I picked up a copy of Olive Kitteridge by Elizabeth Strout several months ago, read about twenty pages, and put it down. I didn’t like it. It seemed cold and sad. But it won a Pulitzer, for god’s sake, so I put it on the shelf, thinking there must be something worthwhile in it and maybe I’d read it later.
When I picked it up again recently, I was immediately drawn in. Now the pages themselves were warm with images, emotion and detail. Why wasn’t the book cold and sad this time? I don’t know. The season, my mood…something. This contrast in my own reactions may be an indication of why, on the Goodreads website, you’ll find lovers and haters of Olive Kitteridge. Apparently this book is not for everyone. Or maybe it is, but timing could have something to do with whether or not you enjoy it.
Olive Kitteridge is thirteen short stories, all of which take place in the fictional resort town of Crosby, Maine. Olive, a middle-aged woman approaching her elder years, is the focus of some of the stories, and she appears in them all. To those who don’t know her (including the reader, as the book begins), she’s a harsh woman, difficult to please and hard to like.
These thirteen short stories tell the full tale of those who live in this small town, and those who are compelled to leave. They cover broad subjects like weddings, suicide, terrorism, anorexia and love, and they do this in minute, revealing detail, bringing the reader into Crosby social life as though it were all perfectly real. Details like Olive folding her underwear under her clothes when she disrobes to be examined at the doctor’s office, or a polyester dress sticking to a pair of nylons on a dry day, make Olive human.
The other characters are multidimensional as well. At a man’s funeral, his widow asks Olive to take away her “basket of trips,” a basket of travel brochures she shared with her dying husband while they fooled themselves with the hope that he would live. A middle-aged couple, having an affair, decide to stop having sex but continue to meet just to talk to each other.
Even as Olive is not the main character of every story in the book, each story develops Olive’s character. By the end we love her for who she is. She has never been anyone else, but we have come to understand her harsh exterior. And the ending is well worth getting to.
I don’t want to reveal too many details of this book, yet I want to tell you to read it–when you’re in the mood, and when the time is right.
Petrea Burchard is a local Pasadena photographer, blogger, actress, voice-over talent, and now, author. She contributes book reviews to Hometown Pasadena, for which we and our readers are very grateful.
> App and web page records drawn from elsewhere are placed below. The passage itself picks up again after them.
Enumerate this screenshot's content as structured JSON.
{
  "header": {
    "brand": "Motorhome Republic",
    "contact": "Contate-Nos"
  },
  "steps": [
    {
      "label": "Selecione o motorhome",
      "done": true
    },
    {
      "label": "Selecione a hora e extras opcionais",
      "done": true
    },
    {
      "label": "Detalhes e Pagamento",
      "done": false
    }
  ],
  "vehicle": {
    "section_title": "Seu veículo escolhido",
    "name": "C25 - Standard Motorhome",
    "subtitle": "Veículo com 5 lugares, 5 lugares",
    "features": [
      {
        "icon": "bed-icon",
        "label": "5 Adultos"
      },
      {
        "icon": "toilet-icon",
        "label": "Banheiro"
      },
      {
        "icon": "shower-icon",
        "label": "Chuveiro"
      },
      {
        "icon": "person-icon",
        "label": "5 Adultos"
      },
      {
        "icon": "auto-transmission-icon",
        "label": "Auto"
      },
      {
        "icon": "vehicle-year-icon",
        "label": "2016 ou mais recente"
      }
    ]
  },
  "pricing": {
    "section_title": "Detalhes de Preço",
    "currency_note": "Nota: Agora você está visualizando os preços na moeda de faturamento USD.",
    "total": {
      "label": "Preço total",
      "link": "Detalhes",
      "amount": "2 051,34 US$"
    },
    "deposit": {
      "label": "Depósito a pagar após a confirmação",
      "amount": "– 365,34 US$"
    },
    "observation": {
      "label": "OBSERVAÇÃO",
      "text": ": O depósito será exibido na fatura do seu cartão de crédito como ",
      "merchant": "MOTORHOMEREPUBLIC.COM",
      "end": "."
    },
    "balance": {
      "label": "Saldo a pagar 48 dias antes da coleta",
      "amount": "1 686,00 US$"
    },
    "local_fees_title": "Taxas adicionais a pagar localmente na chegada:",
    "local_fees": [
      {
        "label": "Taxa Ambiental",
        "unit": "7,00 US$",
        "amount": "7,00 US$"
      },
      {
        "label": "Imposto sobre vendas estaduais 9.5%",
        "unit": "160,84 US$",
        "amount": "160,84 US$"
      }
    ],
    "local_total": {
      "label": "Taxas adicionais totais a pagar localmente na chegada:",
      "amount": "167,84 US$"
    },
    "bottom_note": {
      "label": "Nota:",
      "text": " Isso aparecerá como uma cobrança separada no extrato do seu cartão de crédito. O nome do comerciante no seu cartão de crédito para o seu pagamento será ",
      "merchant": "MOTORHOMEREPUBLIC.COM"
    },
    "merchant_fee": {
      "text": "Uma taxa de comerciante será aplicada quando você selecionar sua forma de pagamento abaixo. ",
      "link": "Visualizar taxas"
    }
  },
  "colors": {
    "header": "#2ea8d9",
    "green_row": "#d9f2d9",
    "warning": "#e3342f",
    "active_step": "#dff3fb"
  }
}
Find more Petrea doings, writings, and photography at PetreaBurchard.comand LivingVicuriously.
Camelot & Vine can be bought locally at Vroman’s, the Pasadena Museum of History, andWebster’s Fine Stationers in Altadena. The ebook version is available for Kindle, Nook, iBooks, Kobo, Diesel, Smashwords, and the Sony eReader.